Indeed, only 155 cars are expected to be built. Aston Martin is working with Williams Advanced Engineering as the lead engineering partner on the project, with production expected to kick off come 2019. However, even with such a limited-number run, it promises to start a new age for Aston Martin.
It’s part of what the automaker is calling its “Second Century Plan”, its attempt to reinvent itself for a new age of driving. First outlined last year, it’s a seven year roadmap of seven new models, which began with the Aston Martin DB11. Now, that grand tourer will be joined by a zero-emissions car.
Two years ago, the company took the wraps off the Aston Martin RapidE Concept. Although details were in short supply, teasing seeds about its potential had already been sown, including the possibility of an 800 horsepower drivetrain to take the electric fight to Tesla’s most powerful models.
That was followed by news of a partnership with Faraday Future, a topic which has effectively gone silent since. Chatter around the ambitious EV startup has been increasingly negative, with reports that its powerful, autonomous-ready vehicles may not meet Faraday’s production targets.
Instead, it’ll be UK-based Williams Advanced Engineering that will be making the RapidE a reality. Based on the Rapide AMR, the hotter gas version of the four-door that will spearhead the new Aston Martin Racing-derived subbrand, it’ll switch the regular car’s six-liter V12 engine for an all-electric version. No specs on that yet, but the automaker points out that “the instantaneous delivery characteristics of electric motors means the RapidE will offer a unique driving experience of a kind not experienced before in an Aston Martin.”

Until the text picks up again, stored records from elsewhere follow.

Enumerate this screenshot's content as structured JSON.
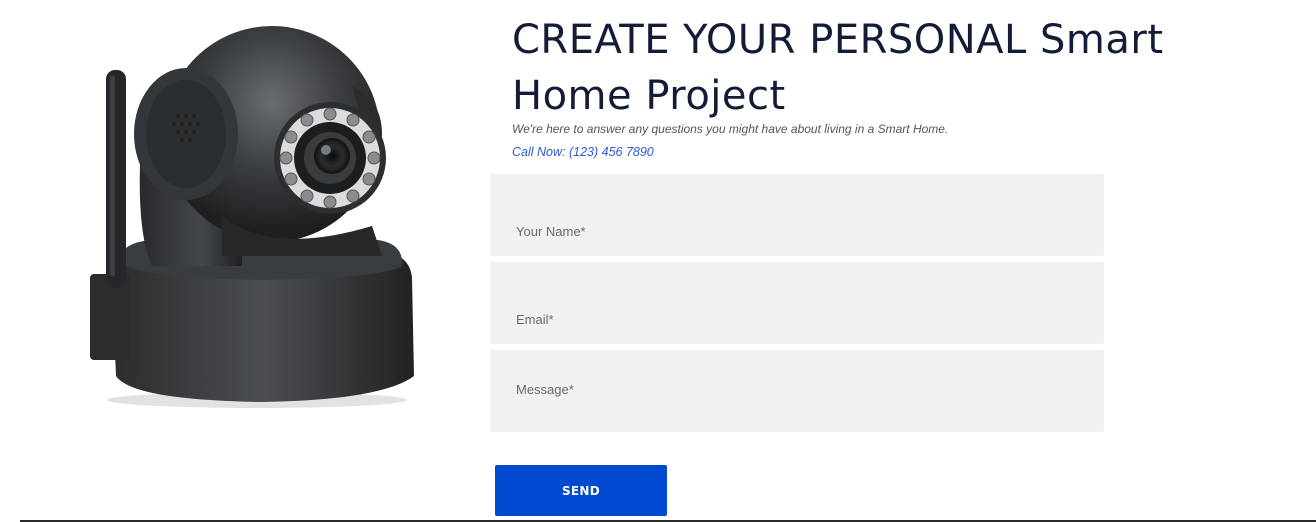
{
  "hero": {
    "title": "CREATE YOUR PERSONAL Smart Home Project",
    "subtitle": "We're here to answer any questions you might have about living in a Smart Home.",
    "phone": "Call Now: (123) 456 7890"
  },
  "form": {
    "name_placeholder": "Your Name*",
    "email_placeholder": "Email*",
    "message_placeholder": "Message*",
    "send_label": "SEND"
  },
  "colors": {
    "title": "#131c36",
    "link": "#2f56e0",
    "field_bg": "#f1f1f1",
    "button": "#0049d1"
  },
  "image": {
    "icon": "ip-camera-image"
  }
}
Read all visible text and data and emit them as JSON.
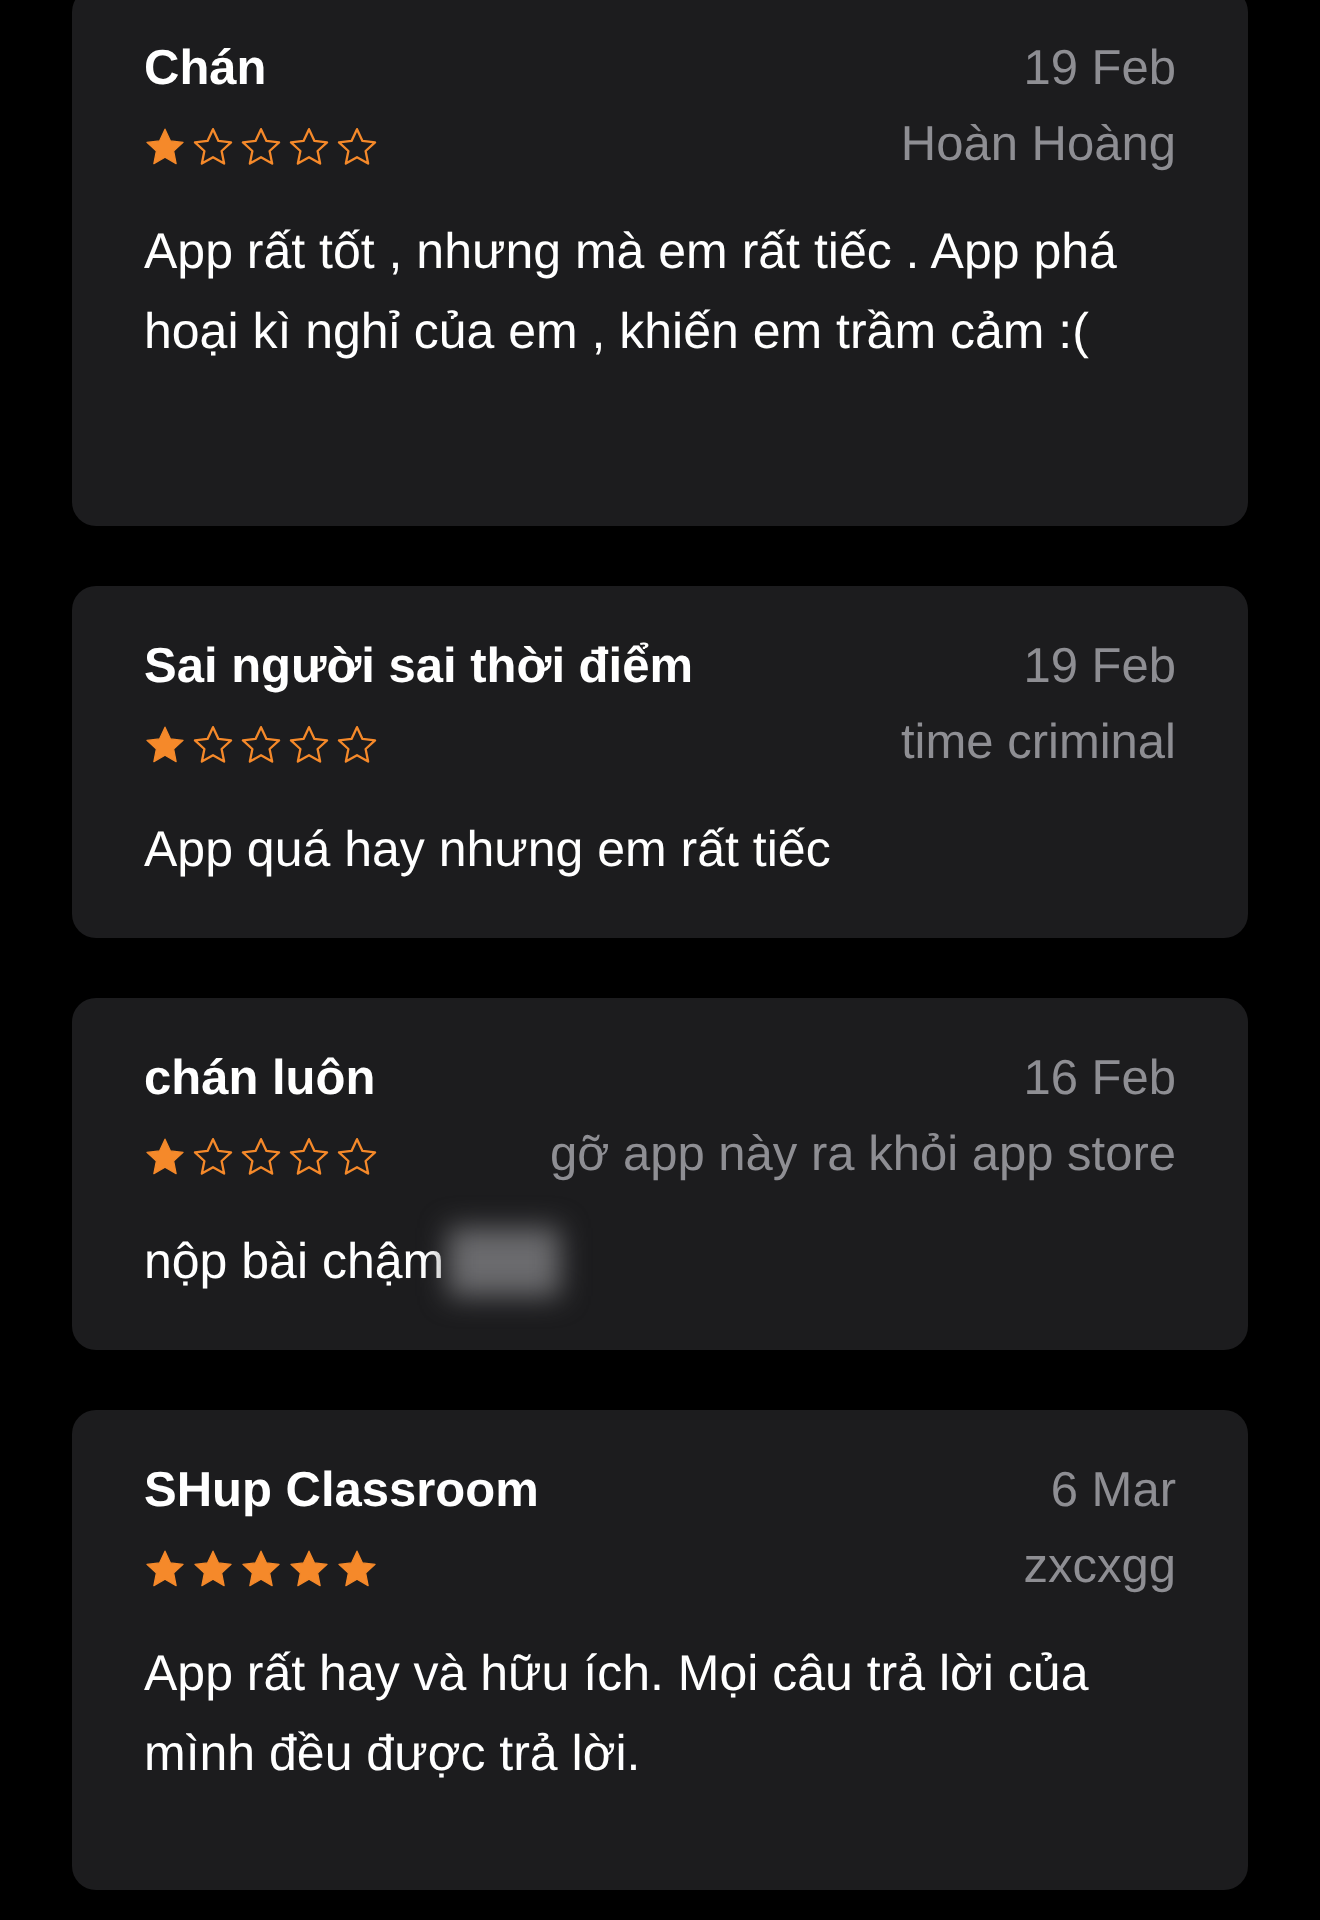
{
  "reviews": [
    {
      "title": "Chán",
      "date": "19 Feb",
      "stars": 1,
      "author": "Hoàn Hoàng",
      "body": "App rất tốt , nhưng mà em rất tiếc . App phá hoại kì nghỉ của em , khiến em trầm cảm :(",
      "blurred": false
    },
    {
      "title": "Sai người sai thời điểm",
      "date": "19 Feb",
      "stars": 1,
      "author": "time criminal",
      "body": "App quá hay nhưng em rất tiếc",
      "blurred": false
    },
    {
      "title": "chán luôn",
      "date": "16 Feb",
      "stars": 1,
      "author": "gỡ app này ra khỏi app store",
      "body": "nộp bài chậm",
      "blurred": true
    },
    {
      "title": "SHup Classroom",
      "date": "6 Mar",
      "stars": 5,
      "author": "zxcxgg",
      "body": "App rất hay và hữu ích. Mọi câu trả lời của mình đều được trả lời.",
      "blurred": false
    }
  ]
}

“RapidE represents a sustainable future in which Aston Martin’s values of seductive style and supreme performance don’t merely co-exist alongside a new zero-emission powertrain, but are enhanced by it,” Dr Andy Palmer, company president and CEO, said of the car. He also had some reassurance for those concerned that Aston might be abandoning gas engines altogether. “The internal combustion engine has been at the heart of Aston Martin for more than a century,” Palmer insists, “and will continue to be for years to come.”
It’s not the first automaker to look to electrification for its power advantages more than its green credentials, of course. Porsche, for instance, is working on its own electric four-door, the Porsche Mission E, first shown off in concept form in 2015, before being unexpectedly green-lit for production. Like Aston Martin’s RapidE, though, the Mission E isn’t expected to show up for sale until around the end of the decade.